Segment Start: DATA TO PROCESS

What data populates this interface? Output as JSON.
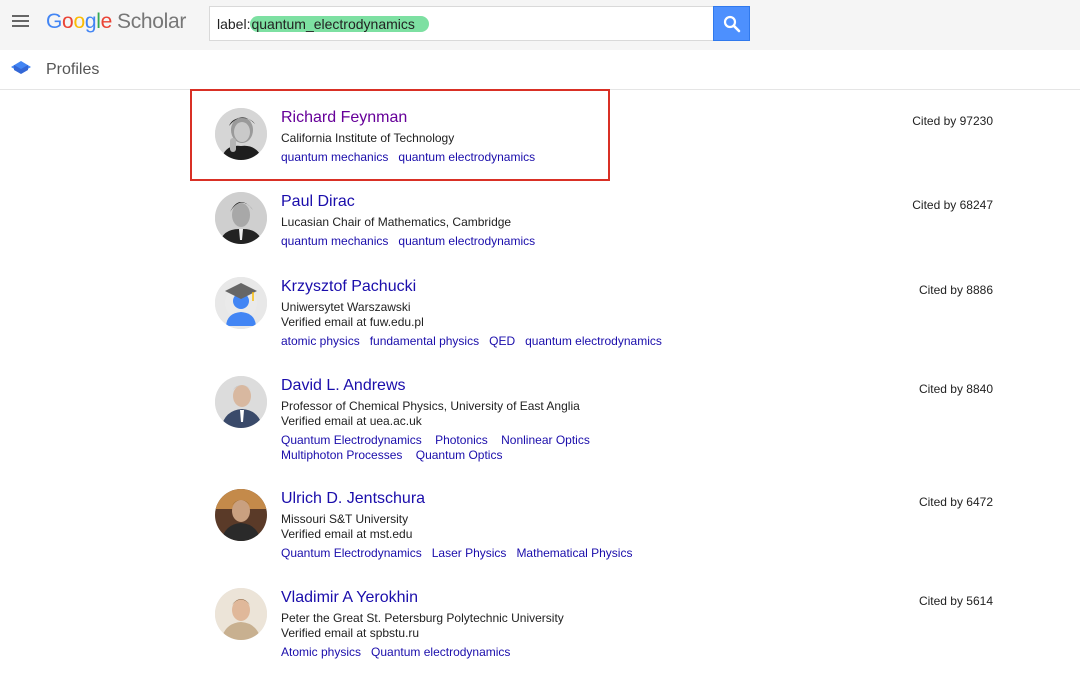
{
  "header": {
    "logo": {
      "g1": "G",
      "g2": "o",
      "g3": "o",
      "g4": "g",
      "g5": "l",
      "g6": "e",
      "scholar": "Scholar"
    },
    "search": {
      "prefix": "label:",
      "highlighted": "quantum_electrodynamics"
    }
  },
  "subheader": {
    "title": "Profiles"
  },
  "colors": {
    "accent": "#4d90fe",
    "link": "#1a0dab",
    "visited": "#660099",
    "highlight_box": "#d93025",
    "search_highlight": "#7de0a2"
  },
  "results": [
    {
      "name": "Richard Feynman",
      "affiliation": "California Institute of Technology",
      "email": "",
      "tags": [
        "quantum mechanics",
        "quantum electrodynamics"
      ],
      "cited": "Cited by 97230"
    },
    {
      "name": "Paul Dirac",
      "affiliation": "Lucasian Chair of Mathematics, Cambridge",
      "email": "",
      "tags": [
        "quantum mechanics",
        "quantum electrodynamics"
      ],
      "cited": "Cited by 68247"
    },
    {
      "name": "Krzysztof Pachucki",
      "affiliation": "Uniwersytet Warszawski",
      "email": "Verified email at fuw.edu.pl",
      "tags": [
        "atomic physics",
        "fundamental physics",
        "QED",
        "quantum electrodynamics"
      ],
      "cited": "Cited by 8886"
    },
    {
      "name": "David L. Andrews",
      "affiliation": "Professor of Chemical Physics, University of East Anglia",
      "email": "Verified email at uea.ac.uk",
      "tags": [
        "Quantum Electrodynamics",
        "Photonics",
        "Nonlinear Optics",
        "Multiphoton Processes",
        "Quantum Optics"
      ],
      "cited": "Cited by 8840"
    },
    {
      "name": "Ulrich D. Jentschura",
      "affiliation": "Missouri S&T University",
      "email": "Verified email at mst.edu",
      "tags": [
        "Quantum Electrodynamics",
        "Laser Physics",
        "Mathematical Physics"
      ],
      "cited": "Cited by 6472"
    },
    {
      "name": "Vladimir A Yerokhin",
      "affiliation": "Peter the Great St. Petersburg Polytechnic University",
      "email": "Verified email at spbstu.ru",
      "tags": [
        "Atomic physics",
        "Quantum electrodynamics"
      ],
      "cited": "Cited by 5614"
    }
  ]
}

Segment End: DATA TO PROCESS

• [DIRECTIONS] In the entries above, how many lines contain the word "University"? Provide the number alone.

• [ANSWER FOR THE TASK] 3